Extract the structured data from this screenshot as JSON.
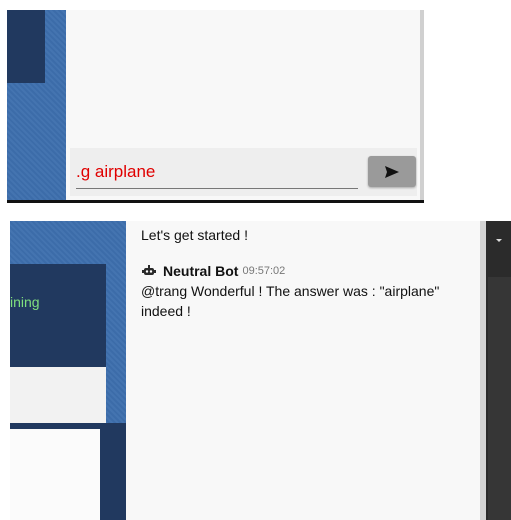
{
  "composer": {
    "input_value": ".g airplane",
    "send_icon": "send-arrow-icon"
  },
  "sidebar": {
    "card_status_fragment": "ining"
  },
  "chat": {
    "messages": [
      {
        "text": "Let's get started !"
      },
      {
        "author": "Neutral Bot",
        "time": "09:57:02",
        "avatar_icon": "robot-icon",
        "text": "@trang Wonderful ! The answer was : \"airplane\" indeed !"
      }
    ]
  },
  "colors": {
    "background_blue": "#3e6fae",
    "card_dark_blue": "#21395f",
    "chat_background": "#f8f8f8",
    "input_text_red": "#e00000",
    "status_green": "#7fe07f",
    "send_button_gray": "#9a9a9a"
  }
}
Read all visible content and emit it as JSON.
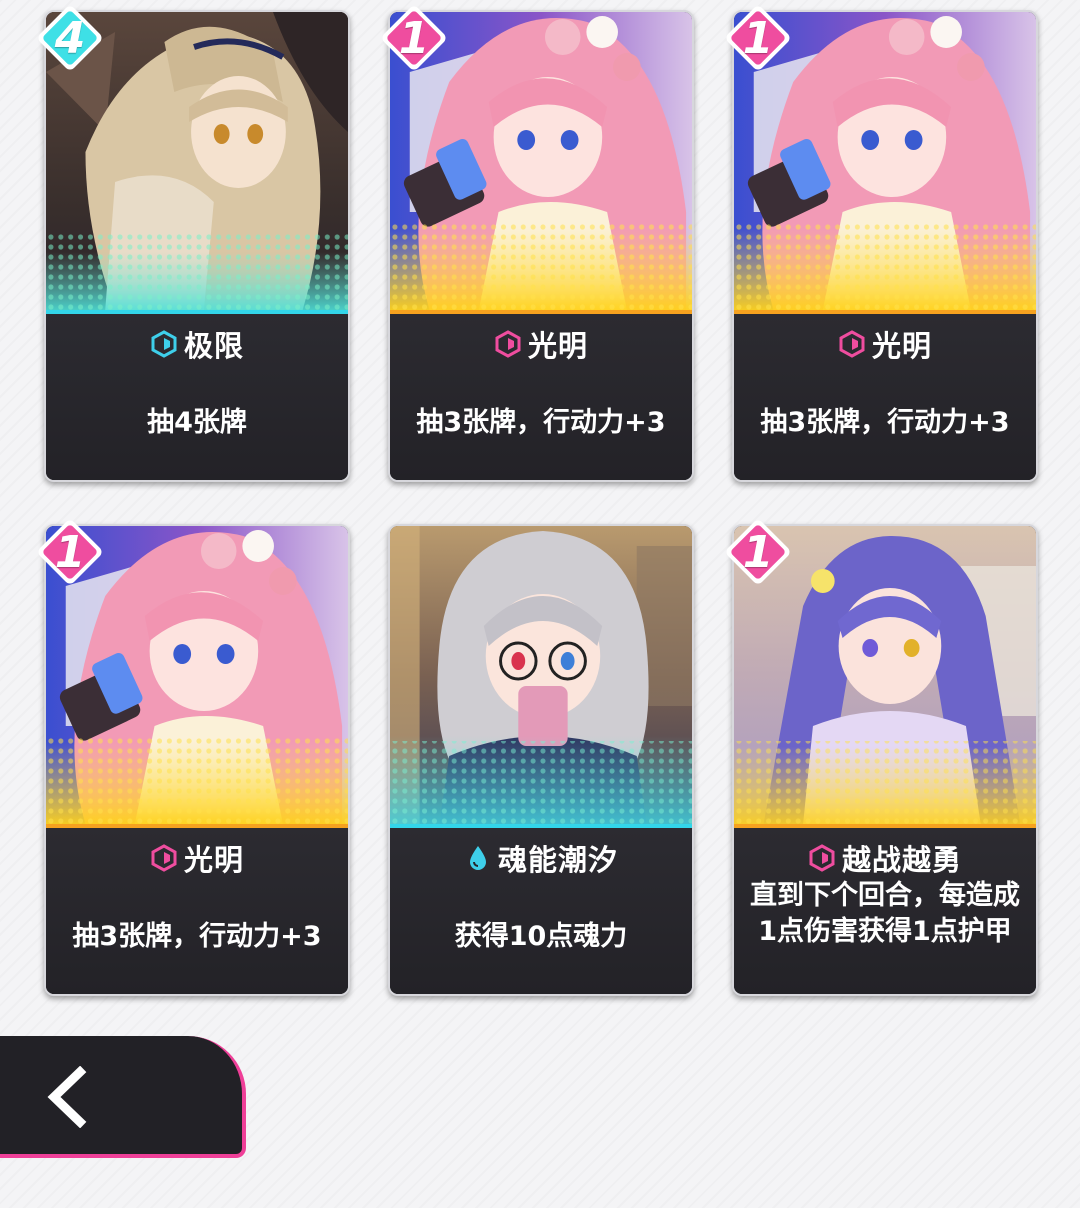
{
  "cards": [
    {
      "cost": "4",
      "cost_color": "#3ee0e6",
      "type_icon": "hexagon-icon",
      "type_color": "#3ecfea",
      "title": "极限",
      "desc": "抽4张牌",
      "stripe": "#33d6ea"
    },
    {
      "cost": "1",
      "cost_color": "#ef4d9f",
      "type_icon": "hexagon-icon",
      "type_color": "#ef4d9f",
      "title": "光明",
      "desc": "抽3张牌，行动力+3",
      "stripe": "#f6a21f"
    },
    {
      "cost": "1",
      "cost_color": "#ef4d9f",
      "type_icon": "hexagon-icon",
      "type_color": "#ef4d9f",
      "title": "光明",
      "desc": "抽3张牌，行动力+3",
      "stripe": "#f6a21f"
    },
    {
      "cost": "1",
      "cost_color": "#ef4d9f",
      "type_icon": "hexagon-icon",
      "type_color": "#ef4d9f",
      "title": "光明",
      "desc": "抽3张牌，行动力+3",
      "stripe": "#f6a21f"
    },
    {
      "cost": "",
      "cost_color": "",
      "type_icon": "water-drop-icon",
      "type_color": "#3ecfea",
      "title": "魂能潮汐",
      "desc": "获得10点魂力",
      "stripe": "#33d6ea"
    },
    {
      "cost": "1",
      "cost_color": "#ef4d9f",
      "type_icon": "hexagon-icon",
      "type_color": "#ef4d9f",
      "title": "越战越勇",
      "desc": "直到下个回合，每造成1点伤害获得1点护甲",
      "stripe": "#f6a21f"
    }
  ],
  "back_button": {
    "icon": "chevron-left-icon",
    "border_color": "#ef3f98"
  }
}
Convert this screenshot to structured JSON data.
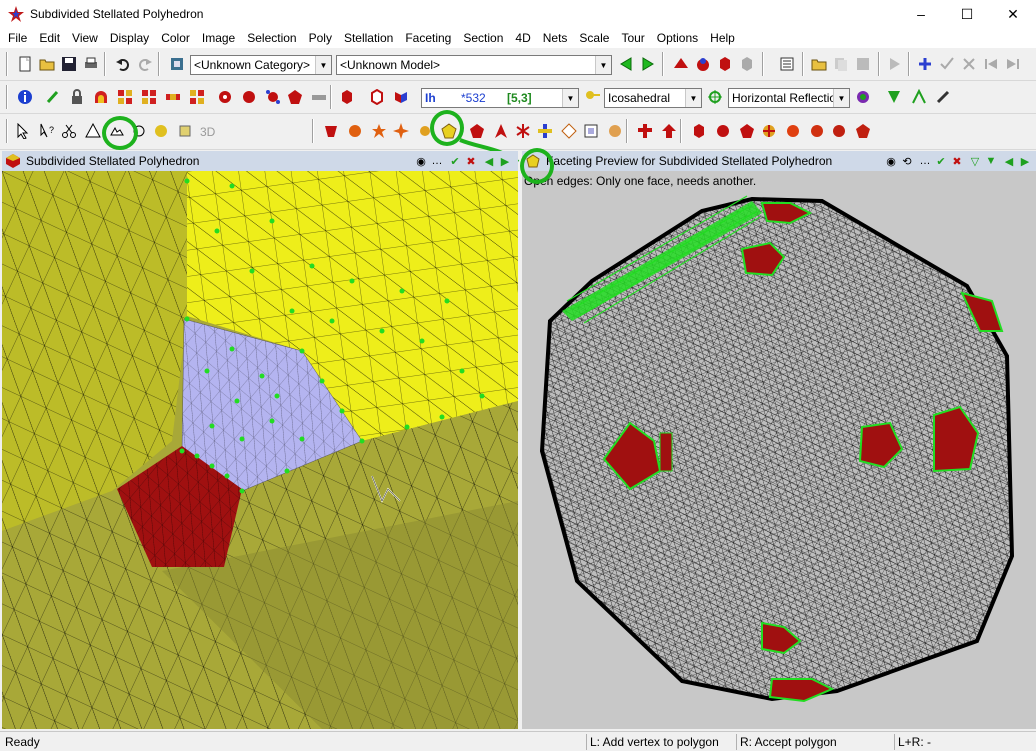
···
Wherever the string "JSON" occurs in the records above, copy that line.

* _Result of the exercise_
Extract the structured data from this screenshot as JSON.
Read all visible content and emit it as JSON.
Convert this screenshot to structured JSON data.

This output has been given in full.